Egypt’s antiquities ministry had vigorously dismissed the chances of finding Alexander’s remains inside the 30-ton sarcophagus and on Thursday its skepticism was vindicated.
“We found the bones of three people, in what looks like a family burial... Unfortunately the mummies inside were not in the best condition and only the bones remain,” Mostafa Waziri, secretary-general of the Supreme Council of Antiquities, told reporters at the site.
Waziri said some of the remains had disintegrated because sewage water from a nearby building had leaked into the sarcophagus through a small crack in one of the sides.
The location of the remains of Alexander the Great, who died in 323 BC in Babylon, remains a mystery.
The sarcophagus in Alexandria is the latest of a series of interesting archaeological finds this year in Egypt that include a 4,400-year-old tomb in Giza and an ancient necropolis in Minya, south of Cairo.
The unmarked tomb in Alexandria did not likely belong to any other notable ruler in the Ptolemaic period (332 BC-30 BC) associated with Alexander the Great, or the subsequent Roman era, Waziri said.
The prospect of opening the long-sealed sarcophagus had stirred fears in Egyptian media that it could unleash a 1,000-year curse.
“We’ve opened it and, thank God, the world has not fallen into darkness, said Waziri.

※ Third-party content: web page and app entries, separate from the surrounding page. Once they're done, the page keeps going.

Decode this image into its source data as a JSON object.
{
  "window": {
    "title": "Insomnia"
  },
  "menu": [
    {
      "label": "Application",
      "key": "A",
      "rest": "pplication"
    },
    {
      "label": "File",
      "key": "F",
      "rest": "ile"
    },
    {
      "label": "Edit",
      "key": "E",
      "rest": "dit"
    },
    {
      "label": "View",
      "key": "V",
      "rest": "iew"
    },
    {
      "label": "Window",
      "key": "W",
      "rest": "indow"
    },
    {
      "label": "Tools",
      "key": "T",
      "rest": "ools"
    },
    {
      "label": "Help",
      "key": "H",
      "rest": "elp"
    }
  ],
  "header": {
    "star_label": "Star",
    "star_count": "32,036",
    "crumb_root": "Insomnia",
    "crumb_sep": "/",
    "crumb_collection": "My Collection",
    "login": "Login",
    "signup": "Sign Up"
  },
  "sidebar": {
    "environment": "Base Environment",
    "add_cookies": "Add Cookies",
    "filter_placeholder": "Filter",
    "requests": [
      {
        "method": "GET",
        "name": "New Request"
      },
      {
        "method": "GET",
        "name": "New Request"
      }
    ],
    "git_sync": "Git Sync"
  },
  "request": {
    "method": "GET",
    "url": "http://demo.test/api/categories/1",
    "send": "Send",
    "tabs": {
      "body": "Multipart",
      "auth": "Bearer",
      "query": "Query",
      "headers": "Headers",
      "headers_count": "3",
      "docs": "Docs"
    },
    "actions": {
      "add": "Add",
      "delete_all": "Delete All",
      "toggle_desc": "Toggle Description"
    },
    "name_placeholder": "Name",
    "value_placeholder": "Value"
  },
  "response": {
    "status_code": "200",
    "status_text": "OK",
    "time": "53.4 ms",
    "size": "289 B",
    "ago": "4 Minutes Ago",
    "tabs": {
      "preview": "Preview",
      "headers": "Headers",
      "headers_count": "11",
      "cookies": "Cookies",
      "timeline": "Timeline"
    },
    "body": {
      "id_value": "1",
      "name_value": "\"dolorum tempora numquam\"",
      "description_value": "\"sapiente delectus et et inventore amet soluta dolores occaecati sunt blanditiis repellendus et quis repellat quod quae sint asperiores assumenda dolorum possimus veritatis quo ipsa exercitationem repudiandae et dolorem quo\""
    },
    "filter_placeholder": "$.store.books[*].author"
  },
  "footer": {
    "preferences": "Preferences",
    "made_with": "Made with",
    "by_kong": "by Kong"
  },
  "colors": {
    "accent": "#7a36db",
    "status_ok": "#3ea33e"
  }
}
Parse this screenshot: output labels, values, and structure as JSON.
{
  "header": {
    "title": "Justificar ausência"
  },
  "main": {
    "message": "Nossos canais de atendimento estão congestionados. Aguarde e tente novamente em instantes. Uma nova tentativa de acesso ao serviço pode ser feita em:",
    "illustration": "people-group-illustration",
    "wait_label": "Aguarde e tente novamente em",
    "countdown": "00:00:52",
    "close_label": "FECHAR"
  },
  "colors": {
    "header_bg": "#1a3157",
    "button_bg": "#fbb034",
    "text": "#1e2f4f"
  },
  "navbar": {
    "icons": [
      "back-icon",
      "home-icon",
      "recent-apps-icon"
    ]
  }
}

“I was the first to put my whole head inside the sarcophagus... and here I stand before you ... I am fine.”